What’s the funniest event in Milwaukee? Most comedy aficionados would say that’s an easy question to answer: the Milwaukee Comedy Festival, running Wednesday, Aug. 6 to Sunday, Aug. 10, at Next Act Theatre.
In sailing, the wind is both friend and foe. Its absence can leave you adrift in the doldrums, while too much of it can send you places you never wanted to go.
There’s plenty of outdoor art to enjoy in Madison during the summer — for example, the botanical displays on State Street.
“Many of the same principles of creating artwork go into creating a composition with plants,” says Jeff Epping, director of horticulture at Olbrich Botanical Gardens, which provides the labor as well as many of the decorative streetscape plants. Olbrich staff designs the displays, which include colorful assortments of such seasonal favorites as zinnias, petunias, canna, sweet potato vines and lantana. Interns help maintain them.
Extreme Selfie. The prestigious Tillywig Award for “best toy” has gone to Lexibook’s Wi-Fi Move Cam, a sports camera made for action and adventure — pedaling down a mountain bike trail, hiking around the bend, snorkeling on the lake’s bottom and swimming out to the float.
Don’t worry about me. The Sharknado Evacuation map supplied by Syfy network places me, as a resident of Lower Manhattan, smack in the zone most in peril this sharknado season. But I’ll be ready.
You might as well batten down the hatches, too. “Sharknado 2: The Second One” (which, if you hadn’t guessed, is an encore follow-up sequel to last summer’s campy classic) premieres Wednesday (9 p.m. EDT).
Appleton becomes Americana Central during the weekend of Aug. 7–10, when the Wisconsin city hosts the second Mile of Music Festival.
Much of the marketing for the new tour of The Phantom of the Opera has heavily promoted its technologically advanced staging. But to justify the ticket price, Phantom needs more than a new way of breaking the chandelier. It needs a cast with the vocal power and acting chops to live up to the gorgeous world they’re performing in. And boy, do they have that. The show, which arrived in Milwaukee this week for a 12-night engagement ending Aug. 3, is at once both opulent and gritty, with sets sliding in and out o seamlessly that you hardly notice. Increased pyrotechnics and lighting trickery add an extra level of danger.
Live Nation's partnership with Yahoo to stream one live concert every day is a rare win for music fans. The series, which began with the Dave Matthews Band in mid-July, offers free, high-quality concert footage in a way that helps the companies providing it, since selling ads is more profitable than concert promotion.
The deal opens up a new revenue stream for Live Nation, which reported second quarter earnings Thursday that fell short on profit but beat Wall Street's revenue expectations. And for Yahoo, premium video ad prices could be a cure for its plunging display ad rates.

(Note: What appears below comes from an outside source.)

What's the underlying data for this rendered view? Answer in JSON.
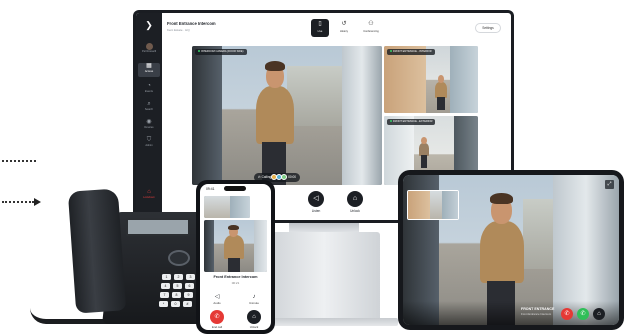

Deborah Harkness has spun the final thread in the "All Souls" trilogy. The intricately crafted, epic adventure of a witch and a vampire concludes in The Book of Life.
Historian Diana Bishop, the witch, and scientist Matthew Clairmont, the vampire, continue their search for a magical manuscript, "The Book of Life," encountering old enemies and new crisis in their quest.

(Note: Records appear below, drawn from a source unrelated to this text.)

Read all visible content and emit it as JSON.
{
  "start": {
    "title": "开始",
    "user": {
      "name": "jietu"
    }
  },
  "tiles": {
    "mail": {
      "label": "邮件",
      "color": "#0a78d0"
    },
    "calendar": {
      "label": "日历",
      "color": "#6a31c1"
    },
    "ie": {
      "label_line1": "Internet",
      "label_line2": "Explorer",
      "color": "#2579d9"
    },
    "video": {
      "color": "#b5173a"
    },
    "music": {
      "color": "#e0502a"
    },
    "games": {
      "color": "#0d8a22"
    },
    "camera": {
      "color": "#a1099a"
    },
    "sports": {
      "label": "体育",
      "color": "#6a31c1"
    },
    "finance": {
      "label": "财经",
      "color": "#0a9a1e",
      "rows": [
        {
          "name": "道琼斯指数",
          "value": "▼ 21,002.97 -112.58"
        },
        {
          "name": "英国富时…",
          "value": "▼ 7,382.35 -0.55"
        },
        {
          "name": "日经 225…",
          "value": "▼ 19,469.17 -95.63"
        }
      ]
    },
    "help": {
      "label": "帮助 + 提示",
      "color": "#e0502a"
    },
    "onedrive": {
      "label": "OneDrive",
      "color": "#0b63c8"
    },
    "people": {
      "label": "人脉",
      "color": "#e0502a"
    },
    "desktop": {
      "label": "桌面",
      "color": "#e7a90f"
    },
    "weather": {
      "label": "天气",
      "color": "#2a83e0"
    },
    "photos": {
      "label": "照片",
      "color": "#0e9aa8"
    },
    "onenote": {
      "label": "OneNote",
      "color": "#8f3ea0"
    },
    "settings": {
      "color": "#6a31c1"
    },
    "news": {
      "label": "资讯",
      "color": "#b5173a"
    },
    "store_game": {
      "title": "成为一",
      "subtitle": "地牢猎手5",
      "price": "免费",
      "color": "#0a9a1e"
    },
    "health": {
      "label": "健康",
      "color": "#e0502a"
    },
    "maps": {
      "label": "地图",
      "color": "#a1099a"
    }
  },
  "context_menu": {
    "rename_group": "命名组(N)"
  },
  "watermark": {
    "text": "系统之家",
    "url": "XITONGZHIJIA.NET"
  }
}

“Downton Abbey” will be back for its fifth season on Jan. 4, but the return date for another hit PBS series, “Sherlock,” is up in the air, PBS chief executive Paula Kerger said.
“We will have to wait to know when it’s finished and available,” Kerger said of the mystery starring Benedict Cumberbatch. “Whenever it comes, we’ll put it in a wonderful place.”

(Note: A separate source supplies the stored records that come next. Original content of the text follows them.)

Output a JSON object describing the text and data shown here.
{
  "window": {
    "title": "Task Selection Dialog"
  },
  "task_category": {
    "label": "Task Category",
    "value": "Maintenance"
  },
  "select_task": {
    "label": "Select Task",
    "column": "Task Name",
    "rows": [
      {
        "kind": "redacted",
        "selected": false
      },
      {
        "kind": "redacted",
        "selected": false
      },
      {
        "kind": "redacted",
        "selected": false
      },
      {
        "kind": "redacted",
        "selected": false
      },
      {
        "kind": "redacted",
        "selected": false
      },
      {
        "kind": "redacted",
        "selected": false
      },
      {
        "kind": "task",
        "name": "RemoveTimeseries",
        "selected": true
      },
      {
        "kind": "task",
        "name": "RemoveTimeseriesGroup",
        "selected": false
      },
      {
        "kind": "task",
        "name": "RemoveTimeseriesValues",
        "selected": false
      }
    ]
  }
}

Woody Allen’s late period has been defined by a quality you wouldn’t have expected from the man who produced the inspired chaos of “Bananas” or the Fellini-esque carnival of “Stardust Memories”: tidiness.
For years now, Allen’s films have been light farces (“Midnight in Paris,” “Vicky Cristina Barcelona”) or neatly structured parables (“Match Point,” “Blue Jasmine”). They breeze in innocuously in the summer, promising pleasant entertainment and not much more.